WORK INSTRUCTION
Please write out every line of the material exactly.

ENTRIES SHOWN
######
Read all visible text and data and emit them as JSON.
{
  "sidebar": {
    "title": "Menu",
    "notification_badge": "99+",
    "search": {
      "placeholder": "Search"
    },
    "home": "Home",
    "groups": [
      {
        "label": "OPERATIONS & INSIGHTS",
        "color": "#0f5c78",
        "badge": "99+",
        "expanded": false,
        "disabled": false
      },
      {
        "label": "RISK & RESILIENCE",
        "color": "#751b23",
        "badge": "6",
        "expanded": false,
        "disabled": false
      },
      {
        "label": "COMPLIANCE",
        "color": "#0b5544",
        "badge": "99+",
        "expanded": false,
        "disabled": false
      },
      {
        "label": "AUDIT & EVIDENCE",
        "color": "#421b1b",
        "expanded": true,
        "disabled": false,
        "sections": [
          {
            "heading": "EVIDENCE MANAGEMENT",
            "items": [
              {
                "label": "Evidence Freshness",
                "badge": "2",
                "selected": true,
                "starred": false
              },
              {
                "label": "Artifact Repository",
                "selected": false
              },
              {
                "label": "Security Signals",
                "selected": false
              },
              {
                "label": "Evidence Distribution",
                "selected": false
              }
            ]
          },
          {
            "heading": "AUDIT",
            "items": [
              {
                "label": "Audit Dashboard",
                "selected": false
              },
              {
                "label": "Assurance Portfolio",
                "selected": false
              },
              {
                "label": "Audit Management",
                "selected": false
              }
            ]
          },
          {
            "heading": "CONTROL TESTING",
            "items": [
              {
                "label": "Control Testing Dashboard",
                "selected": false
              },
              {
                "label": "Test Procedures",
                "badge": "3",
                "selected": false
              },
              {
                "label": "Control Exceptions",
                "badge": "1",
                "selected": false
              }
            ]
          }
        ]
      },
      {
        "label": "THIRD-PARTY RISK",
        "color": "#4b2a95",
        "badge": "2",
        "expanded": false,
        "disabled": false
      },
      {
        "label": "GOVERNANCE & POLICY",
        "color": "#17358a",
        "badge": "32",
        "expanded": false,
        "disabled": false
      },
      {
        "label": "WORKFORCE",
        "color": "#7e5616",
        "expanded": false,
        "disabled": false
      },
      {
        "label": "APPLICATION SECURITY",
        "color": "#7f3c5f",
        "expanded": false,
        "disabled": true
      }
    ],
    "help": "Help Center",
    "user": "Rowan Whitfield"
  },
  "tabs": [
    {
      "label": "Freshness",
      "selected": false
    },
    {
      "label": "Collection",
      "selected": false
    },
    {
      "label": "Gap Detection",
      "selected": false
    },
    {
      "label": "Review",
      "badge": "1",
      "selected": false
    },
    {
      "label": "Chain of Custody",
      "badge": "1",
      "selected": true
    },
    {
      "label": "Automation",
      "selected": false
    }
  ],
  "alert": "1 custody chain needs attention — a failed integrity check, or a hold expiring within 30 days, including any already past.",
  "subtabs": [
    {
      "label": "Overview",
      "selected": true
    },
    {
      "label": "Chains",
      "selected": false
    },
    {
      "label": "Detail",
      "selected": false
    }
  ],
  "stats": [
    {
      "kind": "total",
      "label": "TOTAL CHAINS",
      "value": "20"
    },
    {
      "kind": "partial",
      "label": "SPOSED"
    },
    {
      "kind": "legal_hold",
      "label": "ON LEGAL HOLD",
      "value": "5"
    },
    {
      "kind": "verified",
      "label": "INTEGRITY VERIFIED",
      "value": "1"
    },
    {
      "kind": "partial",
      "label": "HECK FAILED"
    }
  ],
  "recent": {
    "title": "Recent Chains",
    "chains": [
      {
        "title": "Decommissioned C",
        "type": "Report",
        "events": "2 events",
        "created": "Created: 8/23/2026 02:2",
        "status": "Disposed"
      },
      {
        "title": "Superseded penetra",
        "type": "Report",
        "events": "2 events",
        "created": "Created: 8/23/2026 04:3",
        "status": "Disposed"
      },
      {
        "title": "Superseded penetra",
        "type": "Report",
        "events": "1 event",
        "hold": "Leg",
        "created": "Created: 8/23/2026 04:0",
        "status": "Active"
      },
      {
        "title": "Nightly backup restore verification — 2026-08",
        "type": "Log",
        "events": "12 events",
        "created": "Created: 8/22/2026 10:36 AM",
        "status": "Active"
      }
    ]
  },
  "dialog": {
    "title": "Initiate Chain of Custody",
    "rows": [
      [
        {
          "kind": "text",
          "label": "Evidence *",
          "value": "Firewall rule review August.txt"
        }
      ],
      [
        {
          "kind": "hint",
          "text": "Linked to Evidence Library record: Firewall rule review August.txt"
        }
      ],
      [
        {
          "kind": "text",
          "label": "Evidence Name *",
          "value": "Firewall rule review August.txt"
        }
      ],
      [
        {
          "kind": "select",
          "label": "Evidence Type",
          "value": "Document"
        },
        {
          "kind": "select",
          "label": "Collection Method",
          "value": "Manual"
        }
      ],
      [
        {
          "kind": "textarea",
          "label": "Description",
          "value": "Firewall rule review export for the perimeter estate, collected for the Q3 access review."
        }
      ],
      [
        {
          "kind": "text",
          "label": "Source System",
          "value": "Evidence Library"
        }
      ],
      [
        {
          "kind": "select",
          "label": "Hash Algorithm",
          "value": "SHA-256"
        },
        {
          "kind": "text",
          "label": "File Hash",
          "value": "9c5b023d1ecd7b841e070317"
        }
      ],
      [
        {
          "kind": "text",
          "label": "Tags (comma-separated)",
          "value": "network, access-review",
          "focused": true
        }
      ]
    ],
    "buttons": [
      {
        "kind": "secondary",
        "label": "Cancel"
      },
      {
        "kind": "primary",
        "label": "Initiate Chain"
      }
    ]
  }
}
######
SOLUTION BELOW
Read all visible text and data and emit them as JSON.
{
  "sidebar": {
    "title": "Menu",
    "notification_badge": "99+",
    "search": {
      "placeholder": "Search"
    },
    "home": "Home",
    "groups": [
      {
        "label": "OPERATIONS & INSIGHTS",
        "color": "#0f5c78",
        "badge": "99+",
        "expanded": false,
        "disabled": false
      },
      {
        "label": "RISK & RESILIENCE",
        "color": "#751b23",
        "badge": "6",
        "expanded": false,
        "disabled": false
      },
      {
        "label": "COMPLIANCE",
        "color": "#0b5544",
        "badge": "99+",
        "expanded": false,
        "disabled": false
      },
      {
        "label": "AUDIT & EVIDENCE",
        "color": "#421b1b",
        "expanded": true,
        "disabled": false,
        "sections": [
          {
            "heading": "EVIDENCE MANAGEMENT",
            "items": [
              {
                "label": "Evidence Freshness",
                "badge": "2",
                "selected": true,
                "starred": false
              },
              {
                "label": "Artifact Repository",
                "selected": false
              },
              {
                "label": "Security Signals",
                "selected": false
              },
              {
                "label": "Evidence Distribution",
                "selected": false
              }
            ]
          },
          {
            "heading": "AUDIT",
            "items": [
              {
                "label": "Audit Dashboard",
                "selected": false
              },
              {
                "label": "Assurance Portfolio",
                "selected": false
              },
              {
                "label": "Audit Management",
                "selected": false
              }
            ]
          },
          {
            "heading": "CONTROL TESTING",
            "items": [
              {
                "label": "Control Testing Dashboard",
                "selected": false
              },
              {
                "label": "Test Procedures",
                "badge": "3",
                "selected": false
              },
              {
                "label": "Control Exceptions",
                "badge": "1",
                "selected": false
              }
            ]
          }
        ]
      },
      {
        "label": "THIRD-PARTY RISK",
        "color": "#4b2a95",
        "badge": "2",
        "expanded": false,
        "disabled": false
      },
      {
        "label": "GOVERNANCE & POLICY",
        "color": "#17358a",
        "badge": "32",
        "expanded": false,
        "disabled": false
      },
      {
        "label": "WORKFORCE",
        "color": "#7e5616",
        "expanded": false,
        "disabled": false
      },
      {
        "label": "APPLICATION SECURITY",
        "color": "#7f3c5f",
        "expanded": false,
        "disabled": true
      }
    ],
    "help": "Help Center",
    "user": "Rowan Whitfield"
  },
  "tabs": [
    {
      "label": "Freshness",
      "selected": false
    },
    {
      "label": "Collection",
      "selected": false
    },
    {
      "label": "Gap Detection",
      "selected": false
    },
    {
      "label": "Review",
      "badge": "1",
      "selected": false
    },
    {
      "label": "Chain of Custody",
      "badge": "1",
      "selected": true
    },
    {
      "label": "Automation",
      "selected": false
    }
  ],
  "alert": "1 custody chain needs attention — a failed integrity check, or a hold expiring within 30 days, including any already past.",
  "subtabs": [
    {
      "label": "Overview",
      "selected": true
    },
    {
      "label": "Chains",
      "selected": false
    },
    {
      "label": "Detail",
      "selected": false
    }
  ],
  "stats": [
    {
      "kind": "total",
      "label": "TOTAL CHAINS",
      "value": "20"
    },
    {
      "kind": "partial",
      "label": "SPOSED"
    },
    {
      "kind": "legal_hold",
      "label": "ON LEGAL HOLD",
      "value": "5"
    },
    {
      "kind": "verified",
      "label": "INTEGRITY VERIFIED",
      "value": "1"
    },
    {
      "kind": "partial",
      "label": "HECK FAILED"
    }
  ],
  "recent": {
    "title": "Recent Chains",
    "chains": [
      {
        "title": "Decommissioned C",
        "type": "Report",
        "events": "2 events",
        "created": "Created: 8/23/2026 02:2",
        "status": "Disposed"
      },
      {
        "title": "Superseded penetra",
        "type": "Report",
        "events": "2 events",
        "created": "Created: 8/23/2026 04:3",
        "status": "Disposed"
      },
      {
        "title": "Superseded penetra",
        "type": "Report",
        "events": "1 event",
        "hold": "Leg",
        "created": "Created: 8/23/2026 04:0",
        "status": "Active"
      },
      {
        "title": "Nightly backup restore verification — 2026-08",
        "type": "Log",
        "events": "12 events",
        "created": "Created: 8/22/2026 10:36 AM",
        "status": "Active"
      }
    ]
  },
  "dialog": {
    "title": "Initiate Chain of Custody",
    "rows": [
      [
        {
          "kind": "text",
          "label": "Evidence *",
          "value": "Firewall rule review August.txt"
        }
      ],
      [
        {
          "kind": "hint",
          "text": "Linked to Evidence Library record: Firewall rule review August.txt"
        }
      ],
      [
        {
          "kind": "text",
          "label": "Evidence Name *",
          "value": "Firewall rule review August.txt"
        }
      ],
      [
        {
          "kind": "select",
          "label": "Evidence Type",
          "value": "Document"
        },
        {
          "kind": "select",
          "label": "Collection Method",
          "value": "Manual"
        }
      ],
      [
        {
          "kind": "textarea",
          "label": "Description",
          "value": "Firewall rule review export for the perimeter estate, collected for the Q3 access review."
        }
      ],
      [
        {
          "kind": "text",
          "label": "Source System",
          "value": "Evidence Library"
        }
      ],
      [
        {
          "kind": "select",
          "label": "Hash Algorithm",
          "value": "SHA-256"
        },
        {
          "kind": "text",
          "label": "File Hash",
          "value": "9c5b023d1ecd7b841e070317"
        }
      ],
      [
        {
          "kind": "text",
          "label": "Tags (comma-separated)",
          "value": "network, access-review",
          "focused": true
        }
      ]
    ],
    "buttons": [
      {
        "kind": "secondary",
        "label": "Cancel"
      },
      {
        "kind": "primary",
        "label": "Initiate Chain"
      }
    ]
  }
}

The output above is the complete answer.